#### [Work to complete]
Find and return every line of the data that contains the word "subtitle".

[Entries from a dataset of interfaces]
=== Section Start ===

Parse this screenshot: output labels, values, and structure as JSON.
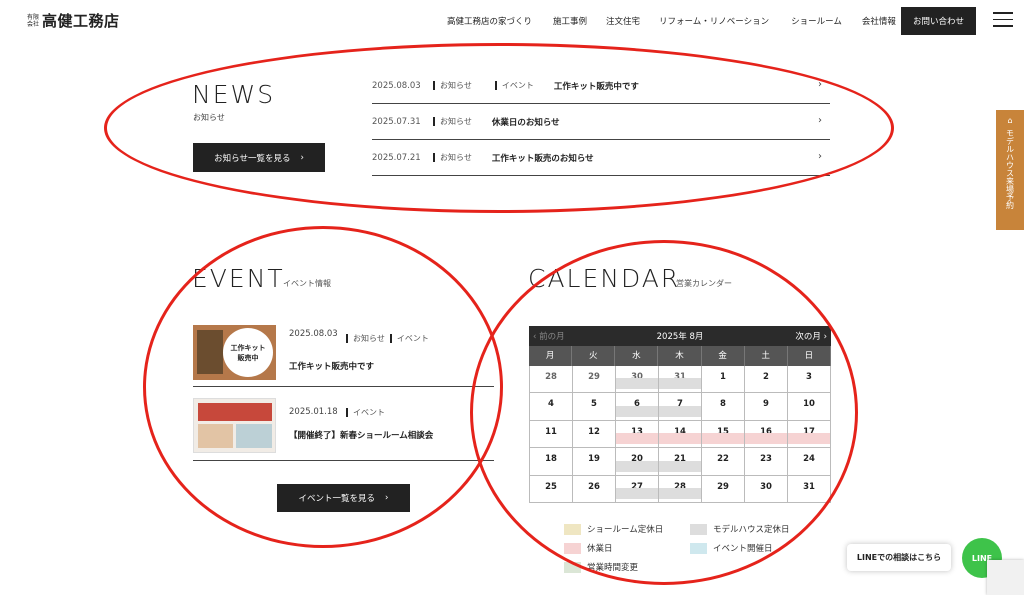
{
  "header": {
    "logo_small": "有限会社",
    "logo_main": "高健工務店",
    "nav": [
      "高健工務店の家づくり",
      "施工事例",
      "注文住宅",
      "リフォーム・リノベーション",
      "ショールーム",
      "会社情報"
    ],
    "contact": "お問い合わせ"
  },
  "news": {
    "title": "NEWS",
    "subtitle": "お知らせ",
    "more": "お知らせ一覧を見る",
    "items": [
      {
        "date": "2025.08.03",
        "tag1": "お知らせ",
        "tag2": "イベント",
        "title": "工作キット販売中です"
      },
      {
        "date": "2025.07.31",
        "tag1": "お知らせ",
        "tag2": "",
        "title": "休業日のお知らせ"
      },
      {
        "date": "2025.07.21",
        "tag1": "お知らせ",
        "tag2": "",
        "title": "工作キット販売のお知らせ"
      }
    ]
  },
  "event": {
    "title": "EVENT",
    "subtitle": "イベント情報",
    "items": [
      {
        "date": "2025.08.03",
        "tag1": "お知らせ",
        "tag2": "イベント",
        "title": "工作キット販売中です",
        "thumb_text1": "工作キット",
        "thumb_text2": "販売中"
      },
      {
        "date": "2025.01.18",
        "tag1": "イベント",
        "tag2": "",
        "title": "【開催終了】新春ショールーム相談会"
      }
    ],
    "more": "イベント一覧を見る"
  },
  "calendar": {
    "title": "CALENDAR",
    "subtitle": "営業カレンダー",
    "prev": "前の月",
    "month": "2025年 8月",
    "next": "次の月",
    "dow": [
      "月",
      "火",
      "水",
      "木",
      "金",
      "土",
      "日"
    ],
    "weeks": [
      [
        "28",
        "29",
        "30",
        "31",
        "1",
        "2",
        "3"
      ],
      [
        "4",
        "5",
        "6",
        "7",
        "8",
        "9",
        "10"
      ],
      [
        "11",
        "12",
        "13",
        "14",
        "15",
        "16",
        "17"
      ],
      [
        "18",
        "19",
        "20",
        "21",
        "22",
        "23",
        "24"
      ],
      [
        "25",
        "26",
        "27",
        "28",
        "29",
        "30",
        "31"
      ]
    ],
    "legend": [
      "ショールーム定休日",
      "モデルハウス定休日",
      "休業日",
      "イベント開催日",
      "営業時間変更"
    ],
    "colors": {
      "showroom": "#efe6c2",
      "modelhouse": "#dddddd",
      "holiday": "#f6d3d3",
      "event": "#cfe8ee",
      "hours": "#dbe6d6"
    }
  },
  "side_tab": "モデルハウス来場予約",
  "line": {
    "bubble": "LINEでの相談はこちら",
    "icon": "LINE"
  }
}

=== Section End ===

#### [Solution below]
    "subtitle": "お知らせ",
    "subtitle": "イベント情報",
    "subtitle": "営業カレンダー",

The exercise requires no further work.